**Problem description**. Copy out each line of the material that includes the word "take".

**Records for this exercise**.
____________________

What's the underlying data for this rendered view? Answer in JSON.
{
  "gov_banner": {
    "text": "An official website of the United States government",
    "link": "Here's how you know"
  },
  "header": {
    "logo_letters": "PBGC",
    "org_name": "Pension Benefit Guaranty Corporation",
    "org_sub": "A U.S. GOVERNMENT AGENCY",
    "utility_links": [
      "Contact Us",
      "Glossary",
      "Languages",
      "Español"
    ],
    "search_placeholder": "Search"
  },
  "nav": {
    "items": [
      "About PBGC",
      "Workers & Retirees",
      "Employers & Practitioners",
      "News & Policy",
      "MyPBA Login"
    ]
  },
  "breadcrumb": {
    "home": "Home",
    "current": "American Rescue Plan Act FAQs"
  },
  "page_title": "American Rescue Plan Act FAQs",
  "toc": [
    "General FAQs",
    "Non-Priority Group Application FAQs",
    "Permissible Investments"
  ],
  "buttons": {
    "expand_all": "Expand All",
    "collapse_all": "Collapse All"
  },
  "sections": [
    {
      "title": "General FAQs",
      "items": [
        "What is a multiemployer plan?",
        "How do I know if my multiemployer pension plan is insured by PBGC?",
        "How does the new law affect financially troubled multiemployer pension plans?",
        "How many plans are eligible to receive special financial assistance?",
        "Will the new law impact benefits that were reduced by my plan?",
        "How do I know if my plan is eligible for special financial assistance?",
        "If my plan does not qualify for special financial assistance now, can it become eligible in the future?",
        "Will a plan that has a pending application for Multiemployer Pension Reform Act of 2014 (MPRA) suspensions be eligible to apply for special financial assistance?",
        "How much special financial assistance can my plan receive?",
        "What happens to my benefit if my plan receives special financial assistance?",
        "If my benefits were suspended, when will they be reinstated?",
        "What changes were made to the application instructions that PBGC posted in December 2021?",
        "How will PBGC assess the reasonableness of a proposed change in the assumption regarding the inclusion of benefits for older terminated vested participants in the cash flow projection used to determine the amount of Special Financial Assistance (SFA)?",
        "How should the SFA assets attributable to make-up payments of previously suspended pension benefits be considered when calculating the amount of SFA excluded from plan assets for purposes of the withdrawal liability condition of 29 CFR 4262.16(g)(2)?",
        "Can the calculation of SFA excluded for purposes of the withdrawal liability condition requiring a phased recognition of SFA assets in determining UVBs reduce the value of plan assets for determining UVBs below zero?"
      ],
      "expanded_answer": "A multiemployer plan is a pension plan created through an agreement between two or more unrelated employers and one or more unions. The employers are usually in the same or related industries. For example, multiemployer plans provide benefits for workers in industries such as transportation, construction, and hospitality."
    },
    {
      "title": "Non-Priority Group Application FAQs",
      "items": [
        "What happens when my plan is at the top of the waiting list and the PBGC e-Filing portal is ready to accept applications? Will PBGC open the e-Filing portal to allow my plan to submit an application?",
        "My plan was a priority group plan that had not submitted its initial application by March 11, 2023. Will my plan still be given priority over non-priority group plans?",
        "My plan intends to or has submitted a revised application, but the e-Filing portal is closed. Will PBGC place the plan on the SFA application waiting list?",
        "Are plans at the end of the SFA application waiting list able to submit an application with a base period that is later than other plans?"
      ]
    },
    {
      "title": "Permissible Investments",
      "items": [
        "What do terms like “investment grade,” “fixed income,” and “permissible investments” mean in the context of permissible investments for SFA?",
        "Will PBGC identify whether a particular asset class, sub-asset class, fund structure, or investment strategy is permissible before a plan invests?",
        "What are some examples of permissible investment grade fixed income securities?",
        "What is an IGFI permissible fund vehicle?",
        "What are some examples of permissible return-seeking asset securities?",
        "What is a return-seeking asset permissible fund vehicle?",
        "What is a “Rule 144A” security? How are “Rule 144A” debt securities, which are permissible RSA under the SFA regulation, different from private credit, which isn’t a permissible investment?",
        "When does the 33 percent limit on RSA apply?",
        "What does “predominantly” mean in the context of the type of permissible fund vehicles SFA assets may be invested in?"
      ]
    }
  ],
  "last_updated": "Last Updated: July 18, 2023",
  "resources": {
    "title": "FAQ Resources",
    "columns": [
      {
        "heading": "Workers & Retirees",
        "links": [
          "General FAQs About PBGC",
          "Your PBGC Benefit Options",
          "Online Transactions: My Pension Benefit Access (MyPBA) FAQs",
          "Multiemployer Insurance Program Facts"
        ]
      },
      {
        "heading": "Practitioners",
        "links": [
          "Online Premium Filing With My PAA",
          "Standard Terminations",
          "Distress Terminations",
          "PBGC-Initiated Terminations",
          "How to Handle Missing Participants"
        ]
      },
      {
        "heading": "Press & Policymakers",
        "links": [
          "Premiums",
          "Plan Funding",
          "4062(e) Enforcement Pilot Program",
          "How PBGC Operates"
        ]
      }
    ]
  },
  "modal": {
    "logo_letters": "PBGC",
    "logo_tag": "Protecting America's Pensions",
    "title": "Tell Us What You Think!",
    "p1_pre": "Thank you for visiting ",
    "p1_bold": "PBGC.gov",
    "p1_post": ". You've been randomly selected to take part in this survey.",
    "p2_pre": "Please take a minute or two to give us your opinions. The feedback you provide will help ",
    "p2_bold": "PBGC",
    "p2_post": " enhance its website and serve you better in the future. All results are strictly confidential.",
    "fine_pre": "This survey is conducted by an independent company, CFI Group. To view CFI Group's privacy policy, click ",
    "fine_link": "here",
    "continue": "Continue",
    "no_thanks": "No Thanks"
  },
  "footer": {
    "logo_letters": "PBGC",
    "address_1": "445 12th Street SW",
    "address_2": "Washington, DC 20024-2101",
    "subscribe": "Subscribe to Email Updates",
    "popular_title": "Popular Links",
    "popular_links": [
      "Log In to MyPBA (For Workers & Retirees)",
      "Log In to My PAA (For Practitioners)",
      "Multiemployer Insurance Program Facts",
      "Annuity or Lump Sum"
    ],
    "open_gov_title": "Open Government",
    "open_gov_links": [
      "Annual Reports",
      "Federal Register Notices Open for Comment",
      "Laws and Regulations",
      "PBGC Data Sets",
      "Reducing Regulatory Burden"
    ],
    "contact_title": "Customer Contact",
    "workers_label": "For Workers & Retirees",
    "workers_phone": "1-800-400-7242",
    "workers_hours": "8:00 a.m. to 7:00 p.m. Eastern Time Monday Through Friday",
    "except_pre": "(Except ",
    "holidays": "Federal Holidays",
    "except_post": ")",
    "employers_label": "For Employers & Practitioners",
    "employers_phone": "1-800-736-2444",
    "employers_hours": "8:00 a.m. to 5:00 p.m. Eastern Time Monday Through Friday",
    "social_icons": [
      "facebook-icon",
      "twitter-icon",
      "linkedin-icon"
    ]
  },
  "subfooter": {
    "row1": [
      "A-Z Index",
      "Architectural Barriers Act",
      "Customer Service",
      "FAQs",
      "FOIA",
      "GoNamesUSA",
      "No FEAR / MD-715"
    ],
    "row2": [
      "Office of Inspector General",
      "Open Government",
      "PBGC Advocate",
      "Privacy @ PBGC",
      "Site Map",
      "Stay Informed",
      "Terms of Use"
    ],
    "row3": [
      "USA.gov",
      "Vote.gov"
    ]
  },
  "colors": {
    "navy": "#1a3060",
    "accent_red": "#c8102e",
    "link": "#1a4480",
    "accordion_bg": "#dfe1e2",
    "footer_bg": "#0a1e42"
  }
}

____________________

**Response to the exercise**.
    "p1_post": ". You've been randomly selected to take part in this survey.",
    "p2_pre": "Please take a minute or two to give us your opinions. The feedback you provide will help ",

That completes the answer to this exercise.